One of the things I absolutely love and miss about the pre-Crisis continuity is the charm, the sincerity, and the quality of its stories for its time. With modern comics often resorting to a grimdark tone, gross depowerment of its characters, and extreme violence as a way of delivering a compelling story, it is always refreshing to read a story where good things actually happen to good and bad people.

Part of what makes The Batman's Last Christmas a compelling read is the special relationship that exists between the mainstream Batman and his Earth-2 daughter, Helena Wayne. As established in an earlier story, the Earth-1 Bruce loves and accepts Helena as "the daughter he could have" and he immediately bonded with her upon meeting her. She is also almost always Bruce's immediate partner for every JSA-JLA crossover event, and the great thing about this pair is that they always work together on equal-footing. Huntress is never a replacement sidekick for Robin and is treated with respect as an independent heroine of her own right (something that follows through in this story as well).

Within the context of the story, the Earth-1 Dick Grayson has by this point started living his life independent of Bruce, and outside of Alfred, Bruce falls short of any meaningful human interaction. On the parallel world of Earth-2, Helena faces a similar dilemma. Despite being close friends with Power Girl, the Earth-2 Robin, and the whole of the Justice Society, she does miss spending the holidays with her family whom she misses a lot. Deciding not to spend the holidays alone, she fills that void by providing companionship to only other loner she can think of: the Earth-1 version of her father.

Another part of what makes The Batman's Last Christmas an excellent read for the holidays is the fact that it's something more than just a father-daughter team-up story. It is ultimately a very humanistic story about self-discovery and self-realisation (Bruce Wayne), reassuring the people in your life of their importance and worth (Batman to Jim Gordon, and Helena to Bruce), giving the people who made bad choices in life a second chance (both Huntress and Batman to a hired gun), and making someone else happy (Batman to the children in the orphanage).

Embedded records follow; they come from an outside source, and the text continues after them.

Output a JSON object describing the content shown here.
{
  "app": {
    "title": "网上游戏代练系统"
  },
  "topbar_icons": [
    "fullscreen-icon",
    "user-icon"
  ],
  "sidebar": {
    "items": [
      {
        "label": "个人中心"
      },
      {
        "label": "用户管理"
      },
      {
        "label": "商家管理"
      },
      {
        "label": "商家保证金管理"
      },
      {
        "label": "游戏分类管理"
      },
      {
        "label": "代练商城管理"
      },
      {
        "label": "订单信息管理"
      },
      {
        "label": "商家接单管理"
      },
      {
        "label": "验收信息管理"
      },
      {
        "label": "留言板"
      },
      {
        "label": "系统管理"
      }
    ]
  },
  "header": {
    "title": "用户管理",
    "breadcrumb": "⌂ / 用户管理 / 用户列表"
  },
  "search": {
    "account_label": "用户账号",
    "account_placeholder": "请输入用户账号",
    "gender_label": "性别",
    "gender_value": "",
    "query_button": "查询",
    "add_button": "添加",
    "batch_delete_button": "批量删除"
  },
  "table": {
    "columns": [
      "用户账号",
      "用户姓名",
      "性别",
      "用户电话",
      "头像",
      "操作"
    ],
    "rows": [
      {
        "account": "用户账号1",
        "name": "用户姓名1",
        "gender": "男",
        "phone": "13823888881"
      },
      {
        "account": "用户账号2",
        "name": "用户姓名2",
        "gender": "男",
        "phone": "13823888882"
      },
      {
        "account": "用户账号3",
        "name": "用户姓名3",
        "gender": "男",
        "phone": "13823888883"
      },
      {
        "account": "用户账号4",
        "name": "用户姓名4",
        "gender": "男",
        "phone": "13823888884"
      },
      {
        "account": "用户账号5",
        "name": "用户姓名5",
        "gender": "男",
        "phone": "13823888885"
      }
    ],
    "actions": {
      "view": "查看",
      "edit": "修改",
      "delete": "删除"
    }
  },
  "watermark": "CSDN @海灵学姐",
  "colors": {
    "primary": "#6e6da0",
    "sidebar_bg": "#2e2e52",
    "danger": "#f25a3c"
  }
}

All in all, The Batman's Last Christmas is among the best of DC Comics' Holiday Specials and a great one to read every year if you're a fan of Batman and the Huntress. :)

★★★★★

No comments:

Post a comment